|Budget Amount *help
¥2,300,000 (Direct Cost: ¥2,300,000)
Fiscal Year 2003: ¥500,000 (Direct Cost: ¥500,000)
Fiscal Year 2002: ¥600,000 (Direct Cost: ¥600,000)
Fiscal Year 2001: ¥1,200,000 (Direct Cost: ¥1,200,000)
The Basic Survey of Wage Structure defines the "standard" employee as "an employee who finds employment immediately after graduation, and remains with that same firm." The category of "standard employee" reflects a common perception of the standard occupational career in contemporary Japanese society. According to this view, shushoku (finding a job) in Japan is defined as a critical decision in an individuals occupational life, which is made only once, and upon graduation. When, how, and why did the common perception emerge?
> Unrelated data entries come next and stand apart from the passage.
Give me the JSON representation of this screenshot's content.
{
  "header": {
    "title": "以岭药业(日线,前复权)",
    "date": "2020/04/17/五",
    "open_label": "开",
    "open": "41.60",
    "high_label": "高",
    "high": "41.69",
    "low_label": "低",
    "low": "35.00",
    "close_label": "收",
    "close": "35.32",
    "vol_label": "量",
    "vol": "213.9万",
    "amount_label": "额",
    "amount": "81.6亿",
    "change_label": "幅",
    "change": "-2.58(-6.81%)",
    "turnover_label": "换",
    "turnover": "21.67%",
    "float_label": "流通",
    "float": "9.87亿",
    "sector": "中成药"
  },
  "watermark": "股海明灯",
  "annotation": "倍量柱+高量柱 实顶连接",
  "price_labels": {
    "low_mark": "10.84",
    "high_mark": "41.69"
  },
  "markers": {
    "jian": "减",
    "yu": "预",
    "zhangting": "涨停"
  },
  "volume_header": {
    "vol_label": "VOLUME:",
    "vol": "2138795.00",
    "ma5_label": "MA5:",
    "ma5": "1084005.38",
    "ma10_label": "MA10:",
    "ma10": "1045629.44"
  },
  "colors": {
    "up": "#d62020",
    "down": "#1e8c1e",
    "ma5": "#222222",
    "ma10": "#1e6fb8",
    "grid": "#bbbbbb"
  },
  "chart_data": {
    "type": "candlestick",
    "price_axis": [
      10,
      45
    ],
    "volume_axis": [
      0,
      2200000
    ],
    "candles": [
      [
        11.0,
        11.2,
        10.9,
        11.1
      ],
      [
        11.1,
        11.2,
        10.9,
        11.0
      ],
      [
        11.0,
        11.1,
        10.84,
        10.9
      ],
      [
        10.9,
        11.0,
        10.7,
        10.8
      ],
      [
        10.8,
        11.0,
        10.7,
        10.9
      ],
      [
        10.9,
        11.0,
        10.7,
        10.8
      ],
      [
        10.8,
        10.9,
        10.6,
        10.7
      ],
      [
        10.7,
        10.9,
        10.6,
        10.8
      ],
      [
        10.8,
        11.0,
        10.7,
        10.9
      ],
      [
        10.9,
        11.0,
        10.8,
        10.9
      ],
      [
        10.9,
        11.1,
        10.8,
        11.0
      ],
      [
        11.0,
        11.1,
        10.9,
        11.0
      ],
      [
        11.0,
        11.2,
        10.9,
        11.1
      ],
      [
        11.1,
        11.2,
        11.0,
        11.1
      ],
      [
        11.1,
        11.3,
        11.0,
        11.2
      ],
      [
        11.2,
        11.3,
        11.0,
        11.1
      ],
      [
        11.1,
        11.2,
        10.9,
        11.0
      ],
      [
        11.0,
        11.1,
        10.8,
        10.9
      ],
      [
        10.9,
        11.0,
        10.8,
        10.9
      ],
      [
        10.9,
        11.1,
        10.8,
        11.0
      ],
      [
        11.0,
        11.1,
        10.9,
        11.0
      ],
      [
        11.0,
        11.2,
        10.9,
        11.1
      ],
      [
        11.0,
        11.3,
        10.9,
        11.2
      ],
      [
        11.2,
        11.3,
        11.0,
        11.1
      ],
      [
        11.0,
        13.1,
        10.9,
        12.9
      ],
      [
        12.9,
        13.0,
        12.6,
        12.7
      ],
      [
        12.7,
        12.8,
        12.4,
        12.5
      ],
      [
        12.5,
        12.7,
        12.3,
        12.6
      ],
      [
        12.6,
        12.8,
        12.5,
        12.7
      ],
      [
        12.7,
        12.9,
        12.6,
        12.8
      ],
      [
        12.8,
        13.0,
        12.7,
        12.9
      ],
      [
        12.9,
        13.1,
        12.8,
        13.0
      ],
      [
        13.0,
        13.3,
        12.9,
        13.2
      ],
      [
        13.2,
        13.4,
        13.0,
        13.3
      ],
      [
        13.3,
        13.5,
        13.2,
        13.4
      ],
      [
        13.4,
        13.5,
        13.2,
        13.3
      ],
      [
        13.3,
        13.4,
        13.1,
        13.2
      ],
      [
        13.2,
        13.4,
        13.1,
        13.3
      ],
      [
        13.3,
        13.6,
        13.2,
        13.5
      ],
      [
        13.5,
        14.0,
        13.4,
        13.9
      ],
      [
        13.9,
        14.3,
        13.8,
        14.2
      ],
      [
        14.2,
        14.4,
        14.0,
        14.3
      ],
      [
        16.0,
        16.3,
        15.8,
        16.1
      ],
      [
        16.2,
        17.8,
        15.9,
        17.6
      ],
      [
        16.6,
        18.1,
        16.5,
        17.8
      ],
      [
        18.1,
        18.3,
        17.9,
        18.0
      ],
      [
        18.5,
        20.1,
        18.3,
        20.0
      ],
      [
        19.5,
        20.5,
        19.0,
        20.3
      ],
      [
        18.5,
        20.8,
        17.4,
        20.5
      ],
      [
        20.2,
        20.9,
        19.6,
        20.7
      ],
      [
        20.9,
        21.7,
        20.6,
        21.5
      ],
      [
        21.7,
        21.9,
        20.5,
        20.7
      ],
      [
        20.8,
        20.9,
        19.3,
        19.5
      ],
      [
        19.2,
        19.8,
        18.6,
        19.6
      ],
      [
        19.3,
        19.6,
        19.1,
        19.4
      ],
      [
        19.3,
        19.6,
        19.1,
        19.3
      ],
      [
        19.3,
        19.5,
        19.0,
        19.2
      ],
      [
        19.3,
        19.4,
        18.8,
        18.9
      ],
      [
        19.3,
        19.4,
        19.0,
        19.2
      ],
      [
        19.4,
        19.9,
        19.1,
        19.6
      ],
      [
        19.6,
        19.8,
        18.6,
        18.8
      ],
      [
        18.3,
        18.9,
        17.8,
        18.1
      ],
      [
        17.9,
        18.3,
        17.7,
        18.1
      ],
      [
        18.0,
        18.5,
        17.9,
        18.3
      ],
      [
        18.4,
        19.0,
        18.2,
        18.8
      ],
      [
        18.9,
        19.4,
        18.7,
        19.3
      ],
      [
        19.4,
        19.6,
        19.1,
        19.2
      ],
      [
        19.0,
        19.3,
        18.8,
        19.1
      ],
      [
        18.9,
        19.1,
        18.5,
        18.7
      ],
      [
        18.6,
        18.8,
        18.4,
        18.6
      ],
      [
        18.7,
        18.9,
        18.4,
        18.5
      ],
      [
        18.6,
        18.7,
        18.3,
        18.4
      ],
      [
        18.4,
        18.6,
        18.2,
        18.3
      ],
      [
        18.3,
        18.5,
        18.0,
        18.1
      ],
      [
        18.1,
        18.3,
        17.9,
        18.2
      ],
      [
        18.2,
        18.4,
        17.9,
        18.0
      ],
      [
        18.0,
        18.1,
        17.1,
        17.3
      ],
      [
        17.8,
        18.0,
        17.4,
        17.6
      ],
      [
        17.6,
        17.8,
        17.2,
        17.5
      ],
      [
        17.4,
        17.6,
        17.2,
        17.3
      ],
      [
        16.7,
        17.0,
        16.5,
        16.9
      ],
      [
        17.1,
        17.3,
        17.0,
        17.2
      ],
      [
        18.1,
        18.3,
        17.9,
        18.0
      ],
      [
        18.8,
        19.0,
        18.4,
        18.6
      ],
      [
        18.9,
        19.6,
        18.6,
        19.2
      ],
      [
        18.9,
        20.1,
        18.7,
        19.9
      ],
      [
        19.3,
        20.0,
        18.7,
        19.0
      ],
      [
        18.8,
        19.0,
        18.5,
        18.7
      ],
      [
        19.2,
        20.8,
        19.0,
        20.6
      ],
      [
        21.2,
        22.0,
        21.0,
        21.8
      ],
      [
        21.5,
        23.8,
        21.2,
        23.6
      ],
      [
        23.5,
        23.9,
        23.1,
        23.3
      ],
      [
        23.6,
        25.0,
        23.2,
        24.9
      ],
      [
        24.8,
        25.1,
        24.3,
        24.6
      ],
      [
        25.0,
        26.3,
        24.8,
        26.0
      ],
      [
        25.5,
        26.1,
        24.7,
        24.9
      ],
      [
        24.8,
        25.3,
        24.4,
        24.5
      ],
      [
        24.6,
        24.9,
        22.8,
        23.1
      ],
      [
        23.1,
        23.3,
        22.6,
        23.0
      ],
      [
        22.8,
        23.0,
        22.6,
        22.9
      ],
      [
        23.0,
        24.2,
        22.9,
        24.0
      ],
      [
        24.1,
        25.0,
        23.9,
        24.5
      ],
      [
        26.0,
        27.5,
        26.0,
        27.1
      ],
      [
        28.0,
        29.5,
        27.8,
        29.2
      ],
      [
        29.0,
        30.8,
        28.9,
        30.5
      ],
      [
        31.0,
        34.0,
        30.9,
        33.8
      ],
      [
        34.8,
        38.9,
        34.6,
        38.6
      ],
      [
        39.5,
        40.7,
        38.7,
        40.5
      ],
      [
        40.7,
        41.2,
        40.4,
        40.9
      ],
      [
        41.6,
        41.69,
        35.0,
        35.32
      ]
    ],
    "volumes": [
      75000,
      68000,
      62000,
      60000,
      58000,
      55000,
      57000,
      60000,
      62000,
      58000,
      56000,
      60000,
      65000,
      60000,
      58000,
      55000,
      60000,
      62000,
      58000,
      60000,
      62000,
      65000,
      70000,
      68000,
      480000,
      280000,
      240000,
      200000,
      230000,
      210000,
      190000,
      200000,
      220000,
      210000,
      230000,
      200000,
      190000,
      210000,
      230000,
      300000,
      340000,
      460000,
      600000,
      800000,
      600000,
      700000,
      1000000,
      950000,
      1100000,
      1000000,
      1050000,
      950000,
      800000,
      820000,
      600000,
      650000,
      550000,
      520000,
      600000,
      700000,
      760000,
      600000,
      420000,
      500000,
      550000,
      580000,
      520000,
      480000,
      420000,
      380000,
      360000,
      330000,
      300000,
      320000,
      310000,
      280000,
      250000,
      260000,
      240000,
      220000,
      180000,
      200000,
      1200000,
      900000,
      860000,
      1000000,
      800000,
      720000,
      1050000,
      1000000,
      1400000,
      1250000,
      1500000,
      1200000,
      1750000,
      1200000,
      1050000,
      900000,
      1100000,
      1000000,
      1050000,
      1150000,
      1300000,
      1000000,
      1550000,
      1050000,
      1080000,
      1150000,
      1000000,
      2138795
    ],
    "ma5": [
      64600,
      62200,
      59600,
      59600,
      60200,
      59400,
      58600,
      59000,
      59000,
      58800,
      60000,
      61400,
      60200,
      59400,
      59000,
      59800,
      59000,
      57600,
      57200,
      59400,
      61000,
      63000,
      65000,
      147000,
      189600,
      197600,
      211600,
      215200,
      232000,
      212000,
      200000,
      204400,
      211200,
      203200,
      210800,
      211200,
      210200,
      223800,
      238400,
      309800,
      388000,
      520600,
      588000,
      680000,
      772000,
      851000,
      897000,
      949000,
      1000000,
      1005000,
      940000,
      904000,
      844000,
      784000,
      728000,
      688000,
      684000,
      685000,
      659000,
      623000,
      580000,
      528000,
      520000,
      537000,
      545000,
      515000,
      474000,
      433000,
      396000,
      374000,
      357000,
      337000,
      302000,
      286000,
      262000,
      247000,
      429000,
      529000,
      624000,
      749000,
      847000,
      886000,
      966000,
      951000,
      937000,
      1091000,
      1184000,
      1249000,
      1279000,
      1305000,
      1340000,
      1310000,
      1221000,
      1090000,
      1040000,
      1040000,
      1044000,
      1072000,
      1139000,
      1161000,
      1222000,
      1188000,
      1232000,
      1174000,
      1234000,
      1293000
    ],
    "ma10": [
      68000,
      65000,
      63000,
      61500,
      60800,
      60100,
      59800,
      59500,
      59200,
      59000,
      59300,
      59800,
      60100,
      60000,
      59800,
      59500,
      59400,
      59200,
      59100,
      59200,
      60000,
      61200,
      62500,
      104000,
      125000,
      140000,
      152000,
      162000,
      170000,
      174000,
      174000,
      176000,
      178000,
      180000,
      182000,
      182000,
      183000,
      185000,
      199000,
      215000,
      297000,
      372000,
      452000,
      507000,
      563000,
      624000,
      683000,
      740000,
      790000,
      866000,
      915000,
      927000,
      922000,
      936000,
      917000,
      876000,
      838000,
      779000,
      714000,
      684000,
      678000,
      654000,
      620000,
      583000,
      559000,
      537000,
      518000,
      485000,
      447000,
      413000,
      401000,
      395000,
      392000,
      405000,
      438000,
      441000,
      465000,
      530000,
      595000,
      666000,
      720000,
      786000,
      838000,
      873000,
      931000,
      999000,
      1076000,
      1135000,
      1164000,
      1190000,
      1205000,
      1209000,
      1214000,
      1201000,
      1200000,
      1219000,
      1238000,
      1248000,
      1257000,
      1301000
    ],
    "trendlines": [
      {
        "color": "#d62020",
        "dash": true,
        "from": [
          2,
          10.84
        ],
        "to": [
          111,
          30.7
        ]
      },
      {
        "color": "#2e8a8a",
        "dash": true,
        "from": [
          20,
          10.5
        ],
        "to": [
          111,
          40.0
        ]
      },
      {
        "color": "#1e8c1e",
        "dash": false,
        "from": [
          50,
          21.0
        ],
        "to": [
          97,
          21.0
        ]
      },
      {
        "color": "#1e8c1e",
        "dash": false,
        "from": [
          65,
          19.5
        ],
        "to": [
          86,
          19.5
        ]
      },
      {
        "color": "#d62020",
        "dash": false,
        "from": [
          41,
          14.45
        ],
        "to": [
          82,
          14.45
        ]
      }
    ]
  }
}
To answer this question, this study investigates the historical development of the labor market structure in Japan, paying attention to the role of recruitment management of firms. First, I explore how and why the labor market of new school graduate came to be institutionalized through the analysis of the labor market for white-collar workers in the interwar period. Second, I explore the development of regular hiring practices of blue-collar workers in the postwar period, with a special reference to Yawata Steel. There is a scarcity of in-depth research in this field. Many business historians have explained the development of regular hiring as a managerial strategy, aiming to create a firm-internal labor market. I however clarify that the development of regular hiring practices was not a mere managerial strategy, but resulted from ad hoc responses to the changing structure of the labor market, specifically for new high school graduates.